The word pub (or public house, or tavern, or inn) has a long history and can be traced to the ancient root words puggaree (to gambol) and tabernacle (tent). The earliest references refer to places where travellers would spend the night. Today, a pub is generally considered to be a cosy place where people gather to drink beer and talk.
Pubs are often the heart of a community. They are a place where locals gather for comedy or tragedy, to share their triumphs and sorrows, and to encounter the warmth of strangers. The best ones are not always the most historic or beautiful, but those which have the spirit of their locals. The stickiness of the tabletops, landlords’ tales and suspicious stains on the floor are the marks of a good pub. They are classless, where no-one sneers or feels excluded. They are a symbol of whatever community they serve, and are often sentimentalised by the inhabitants – but if you go back far enough you’ll find that they were once just as ordinary as any other public house.

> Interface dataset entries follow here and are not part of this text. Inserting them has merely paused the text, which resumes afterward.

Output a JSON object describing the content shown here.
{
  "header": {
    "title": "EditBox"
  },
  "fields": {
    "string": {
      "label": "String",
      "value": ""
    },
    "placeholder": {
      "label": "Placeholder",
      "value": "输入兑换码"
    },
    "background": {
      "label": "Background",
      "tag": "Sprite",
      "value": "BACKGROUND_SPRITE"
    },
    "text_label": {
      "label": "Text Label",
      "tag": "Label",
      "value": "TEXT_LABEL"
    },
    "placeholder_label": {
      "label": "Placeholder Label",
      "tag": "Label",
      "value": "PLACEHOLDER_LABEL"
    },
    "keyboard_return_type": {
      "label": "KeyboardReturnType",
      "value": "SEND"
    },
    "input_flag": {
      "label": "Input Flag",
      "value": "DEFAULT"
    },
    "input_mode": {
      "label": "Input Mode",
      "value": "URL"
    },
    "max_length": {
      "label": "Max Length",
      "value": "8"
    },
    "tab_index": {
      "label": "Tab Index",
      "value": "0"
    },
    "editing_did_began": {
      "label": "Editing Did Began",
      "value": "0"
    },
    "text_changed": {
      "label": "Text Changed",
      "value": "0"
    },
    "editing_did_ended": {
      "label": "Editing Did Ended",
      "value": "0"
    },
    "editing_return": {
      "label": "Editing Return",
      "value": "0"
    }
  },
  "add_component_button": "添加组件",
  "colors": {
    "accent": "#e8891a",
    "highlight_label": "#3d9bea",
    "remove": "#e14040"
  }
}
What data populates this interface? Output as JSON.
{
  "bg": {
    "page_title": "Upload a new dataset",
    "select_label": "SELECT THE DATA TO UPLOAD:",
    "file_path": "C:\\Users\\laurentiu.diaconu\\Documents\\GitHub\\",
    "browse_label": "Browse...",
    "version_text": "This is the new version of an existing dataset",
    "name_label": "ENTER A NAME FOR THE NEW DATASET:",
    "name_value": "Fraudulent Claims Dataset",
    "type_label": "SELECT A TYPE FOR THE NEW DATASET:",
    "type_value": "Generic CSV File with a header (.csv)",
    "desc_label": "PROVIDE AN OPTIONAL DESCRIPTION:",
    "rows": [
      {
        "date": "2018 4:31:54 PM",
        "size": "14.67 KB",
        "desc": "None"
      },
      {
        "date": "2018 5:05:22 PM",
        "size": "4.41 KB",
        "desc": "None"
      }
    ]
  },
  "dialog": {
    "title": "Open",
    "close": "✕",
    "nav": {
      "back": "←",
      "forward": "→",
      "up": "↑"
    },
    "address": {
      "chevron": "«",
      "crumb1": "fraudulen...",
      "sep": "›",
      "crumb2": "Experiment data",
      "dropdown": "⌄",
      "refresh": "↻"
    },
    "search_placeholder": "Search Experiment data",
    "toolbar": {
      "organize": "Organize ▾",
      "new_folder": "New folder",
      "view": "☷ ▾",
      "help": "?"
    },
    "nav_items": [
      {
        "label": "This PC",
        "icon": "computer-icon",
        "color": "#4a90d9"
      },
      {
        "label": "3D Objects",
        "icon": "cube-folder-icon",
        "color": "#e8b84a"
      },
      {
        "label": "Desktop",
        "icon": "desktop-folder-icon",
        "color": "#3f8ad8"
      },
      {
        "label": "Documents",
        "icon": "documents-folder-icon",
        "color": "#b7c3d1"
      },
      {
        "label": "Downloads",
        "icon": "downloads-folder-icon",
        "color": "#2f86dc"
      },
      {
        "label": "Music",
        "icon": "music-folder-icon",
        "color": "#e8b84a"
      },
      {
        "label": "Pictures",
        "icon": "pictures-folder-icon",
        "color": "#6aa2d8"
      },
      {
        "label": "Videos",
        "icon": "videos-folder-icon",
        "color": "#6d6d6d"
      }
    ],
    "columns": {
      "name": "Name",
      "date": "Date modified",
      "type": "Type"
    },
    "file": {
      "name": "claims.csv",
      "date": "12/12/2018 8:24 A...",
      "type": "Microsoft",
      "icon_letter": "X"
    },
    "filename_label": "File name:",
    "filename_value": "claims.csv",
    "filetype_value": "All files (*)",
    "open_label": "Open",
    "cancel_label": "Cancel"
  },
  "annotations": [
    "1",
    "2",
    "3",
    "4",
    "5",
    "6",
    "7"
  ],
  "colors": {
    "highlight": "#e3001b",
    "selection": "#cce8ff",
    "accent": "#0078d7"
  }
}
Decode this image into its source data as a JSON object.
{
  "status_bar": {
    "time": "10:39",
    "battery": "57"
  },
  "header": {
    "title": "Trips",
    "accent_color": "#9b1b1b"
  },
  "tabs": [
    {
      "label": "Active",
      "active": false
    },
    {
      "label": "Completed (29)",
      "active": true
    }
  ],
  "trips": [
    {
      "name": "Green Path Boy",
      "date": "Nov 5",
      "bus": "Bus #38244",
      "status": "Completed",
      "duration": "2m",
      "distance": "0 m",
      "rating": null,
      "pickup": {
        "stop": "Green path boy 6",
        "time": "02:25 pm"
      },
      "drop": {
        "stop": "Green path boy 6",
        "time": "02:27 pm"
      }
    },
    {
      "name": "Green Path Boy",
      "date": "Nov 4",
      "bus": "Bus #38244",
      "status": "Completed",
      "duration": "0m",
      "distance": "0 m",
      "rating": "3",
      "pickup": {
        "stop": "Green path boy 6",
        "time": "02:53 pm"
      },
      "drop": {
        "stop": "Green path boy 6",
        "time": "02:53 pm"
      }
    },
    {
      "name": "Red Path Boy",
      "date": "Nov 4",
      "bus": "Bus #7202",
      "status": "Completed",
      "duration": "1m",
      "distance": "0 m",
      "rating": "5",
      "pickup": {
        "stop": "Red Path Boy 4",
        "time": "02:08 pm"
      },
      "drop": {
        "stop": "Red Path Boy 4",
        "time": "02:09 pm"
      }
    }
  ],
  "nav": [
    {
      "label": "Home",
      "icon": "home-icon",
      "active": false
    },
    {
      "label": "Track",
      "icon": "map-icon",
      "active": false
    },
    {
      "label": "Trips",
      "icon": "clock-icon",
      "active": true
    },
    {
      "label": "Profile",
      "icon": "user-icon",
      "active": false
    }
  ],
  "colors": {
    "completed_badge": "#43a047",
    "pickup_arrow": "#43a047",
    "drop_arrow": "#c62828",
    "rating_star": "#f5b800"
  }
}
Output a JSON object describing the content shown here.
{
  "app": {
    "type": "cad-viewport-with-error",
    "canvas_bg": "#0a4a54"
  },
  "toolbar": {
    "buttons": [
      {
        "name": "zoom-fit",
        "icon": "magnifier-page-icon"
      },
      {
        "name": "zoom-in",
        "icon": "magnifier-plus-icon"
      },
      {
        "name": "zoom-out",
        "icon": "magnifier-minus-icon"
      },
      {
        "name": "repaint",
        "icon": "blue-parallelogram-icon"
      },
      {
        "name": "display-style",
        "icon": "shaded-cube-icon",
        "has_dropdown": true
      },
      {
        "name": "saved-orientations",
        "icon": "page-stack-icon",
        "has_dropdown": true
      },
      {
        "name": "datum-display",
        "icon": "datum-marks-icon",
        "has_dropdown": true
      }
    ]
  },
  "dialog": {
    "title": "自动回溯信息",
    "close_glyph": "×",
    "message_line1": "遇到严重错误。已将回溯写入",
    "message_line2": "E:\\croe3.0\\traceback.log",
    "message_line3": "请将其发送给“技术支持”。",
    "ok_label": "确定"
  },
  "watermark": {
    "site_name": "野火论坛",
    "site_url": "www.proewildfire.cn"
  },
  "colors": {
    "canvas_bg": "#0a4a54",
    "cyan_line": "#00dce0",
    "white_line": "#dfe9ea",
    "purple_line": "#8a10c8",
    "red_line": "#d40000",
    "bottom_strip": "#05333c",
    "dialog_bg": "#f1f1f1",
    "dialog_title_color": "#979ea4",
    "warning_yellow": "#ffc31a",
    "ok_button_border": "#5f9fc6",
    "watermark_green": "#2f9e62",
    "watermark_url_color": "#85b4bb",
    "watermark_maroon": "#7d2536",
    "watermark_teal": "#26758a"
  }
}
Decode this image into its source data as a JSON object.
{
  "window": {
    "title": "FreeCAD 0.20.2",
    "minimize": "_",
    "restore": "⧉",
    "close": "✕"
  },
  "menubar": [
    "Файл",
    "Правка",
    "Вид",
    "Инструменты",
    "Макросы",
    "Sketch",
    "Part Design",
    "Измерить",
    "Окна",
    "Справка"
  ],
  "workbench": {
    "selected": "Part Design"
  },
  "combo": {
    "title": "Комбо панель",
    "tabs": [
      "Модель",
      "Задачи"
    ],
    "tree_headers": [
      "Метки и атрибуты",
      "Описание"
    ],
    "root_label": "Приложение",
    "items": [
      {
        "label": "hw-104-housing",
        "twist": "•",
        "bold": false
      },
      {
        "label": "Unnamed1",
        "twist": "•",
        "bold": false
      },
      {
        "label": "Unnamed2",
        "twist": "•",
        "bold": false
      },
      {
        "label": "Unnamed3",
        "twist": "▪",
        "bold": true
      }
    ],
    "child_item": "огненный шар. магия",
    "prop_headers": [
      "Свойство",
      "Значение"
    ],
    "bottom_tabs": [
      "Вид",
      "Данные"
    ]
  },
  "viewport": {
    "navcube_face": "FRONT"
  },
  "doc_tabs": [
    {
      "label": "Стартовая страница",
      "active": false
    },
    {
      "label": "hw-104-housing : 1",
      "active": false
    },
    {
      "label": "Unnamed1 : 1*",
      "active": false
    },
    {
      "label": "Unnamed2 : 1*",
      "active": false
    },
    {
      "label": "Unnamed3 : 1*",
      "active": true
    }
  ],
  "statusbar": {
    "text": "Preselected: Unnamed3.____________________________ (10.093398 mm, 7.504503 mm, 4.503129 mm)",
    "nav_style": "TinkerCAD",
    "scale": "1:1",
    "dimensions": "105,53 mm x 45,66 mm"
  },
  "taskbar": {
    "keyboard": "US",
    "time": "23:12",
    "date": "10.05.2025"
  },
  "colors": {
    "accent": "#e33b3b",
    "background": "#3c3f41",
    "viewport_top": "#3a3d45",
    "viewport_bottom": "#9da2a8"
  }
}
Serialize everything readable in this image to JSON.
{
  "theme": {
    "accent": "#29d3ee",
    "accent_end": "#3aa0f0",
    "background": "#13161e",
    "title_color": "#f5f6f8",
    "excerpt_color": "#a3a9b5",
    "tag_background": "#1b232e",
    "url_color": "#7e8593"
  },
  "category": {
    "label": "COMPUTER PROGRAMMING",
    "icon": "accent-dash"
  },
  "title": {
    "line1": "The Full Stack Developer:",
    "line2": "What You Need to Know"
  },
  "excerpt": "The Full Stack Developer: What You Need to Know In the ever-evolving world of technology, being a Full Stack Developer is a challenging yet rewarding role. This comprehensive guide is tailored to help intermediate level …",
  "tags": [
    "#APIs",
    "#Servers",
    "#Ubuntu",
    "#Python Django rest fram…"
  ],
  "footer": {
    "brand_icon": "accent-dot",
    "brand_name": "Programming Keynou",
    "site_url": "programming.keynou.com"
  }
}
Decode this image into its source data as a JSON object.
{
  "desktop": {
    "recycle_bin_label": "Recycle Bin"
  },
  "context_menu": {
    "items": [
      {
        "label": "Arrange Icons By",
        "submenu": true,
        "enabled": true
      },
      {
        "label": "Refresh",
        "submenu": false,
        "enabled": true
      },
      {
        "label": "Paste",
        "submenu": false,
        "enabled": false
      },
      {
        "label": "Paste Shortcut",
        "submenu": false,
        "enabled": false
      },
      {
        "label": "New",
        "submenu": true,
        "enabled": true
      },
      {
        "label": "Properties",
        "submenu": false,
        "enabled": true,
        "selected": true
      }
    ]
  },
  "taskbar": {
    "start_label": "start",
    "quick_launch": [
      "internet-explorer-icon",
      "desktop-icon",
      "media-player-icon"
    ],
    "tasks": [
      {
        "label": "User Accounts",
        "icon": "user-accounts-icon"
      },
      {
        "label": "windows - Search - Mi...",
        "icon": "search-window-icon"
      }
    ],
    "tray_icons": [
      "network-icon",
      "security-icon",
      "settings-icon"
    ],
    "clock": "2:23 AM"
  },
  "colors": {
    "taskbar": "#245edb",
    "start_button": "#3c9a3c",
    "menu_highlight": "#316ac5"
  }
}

But sadly, it seems as though the traditional British pub is dwindling. Many of them are now loud and garish, with nonstop Sky Sports and St George’s flags on the carpet. Those that survive have a sense of nostalgia and try to recreate the idealised pubs of old – where there was ‘gentle hubbub of animated conversation’ and ‘no fights, no slurs’.